Five-star reviews are just the opening act for British theatre's first non-white artistic director

Madani Younis wants the neighbourhood to follow his work as closely as his audiences do
Mrs Brown and her boys: are they having a laugh?

Mrs Brown and her boys: are they having a laugh?

When it comes to national stereotyping, the Irish – among others – know it can pay to play up to outsiders' expectations, says DJ Taylor
Gavin Maxwell's bitter legacy: Was the otter man the wildlife champion he appeared to be?

Otter man Gavin Maxwell's bitter legacy

The aristocrat's eccentric devotion to his pets inspired a generation. But our greatest living nature writer believes his legacy has been quite toxic
Joanna Rowsell: The World Champion cyclist on breaking her collarbone, shattering her teeth - and dealing with alopecia

Joanna Rowsell: 'I wear my wig to look normal'

The World Champion cyclist on breaking her collarbone, shattering her teeth - and dealing with alopecia
Bill Granger recipes: Our chef gives raw ingredients a lift with his quick marinades

Bill Granger's quick and delicious marinades

Our chef's marinades are great for weekend barbecuing, but are also a delicious way of injecting flavour into, and breaking the monotony of, weekday meals
Germany vs Argentina World Cup 2014 preview: Why Brazilians don't love their neighbours Argentina any more
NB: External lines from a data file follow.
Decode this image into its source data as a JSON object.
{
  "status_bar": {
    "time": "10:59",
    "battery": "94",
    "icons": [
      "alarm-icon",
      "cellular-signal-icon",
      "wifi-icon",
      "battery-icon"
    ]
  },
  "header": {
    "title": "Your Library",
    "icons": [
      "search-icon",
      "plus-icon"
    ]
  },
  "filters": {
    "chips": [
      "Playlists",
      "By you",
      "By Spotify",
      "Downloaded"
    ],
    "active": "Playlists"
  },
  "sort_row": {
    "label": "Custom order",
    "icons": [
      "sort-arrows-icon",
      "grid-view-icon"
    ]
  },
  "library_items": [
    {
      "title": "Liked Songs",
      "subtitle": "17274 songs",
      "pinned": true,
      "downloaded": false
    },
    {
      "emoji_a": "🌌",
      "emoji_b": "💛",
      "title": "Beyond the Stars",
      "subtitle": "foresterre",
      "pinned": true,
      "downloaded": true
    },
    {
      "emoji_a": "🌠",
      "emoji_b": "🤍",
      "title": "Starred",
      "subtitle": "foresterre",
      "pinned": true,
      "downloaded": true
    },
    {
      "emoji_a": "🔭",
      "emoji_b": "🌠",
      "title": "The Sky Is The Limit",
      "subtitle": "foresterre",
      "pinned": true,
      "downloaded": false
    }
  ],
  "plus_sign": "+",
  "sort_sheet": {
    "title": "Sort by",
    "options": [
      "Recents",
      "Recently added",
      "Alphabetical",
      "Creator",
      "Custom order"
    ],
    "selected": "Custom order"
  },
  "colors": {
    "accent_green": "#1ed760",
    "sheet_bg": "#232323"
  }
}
Anyone but Argentina – why Brazilians don’t love their neighbours any more

The hosts will be supporting Germany in today's World Cup final, reports Alex Bellos
The Open 2014: Time again to ask that major question - can Lee Westwood win at last?

The Open 2014

Time again to ask that major question - can Lee Westwood win at last?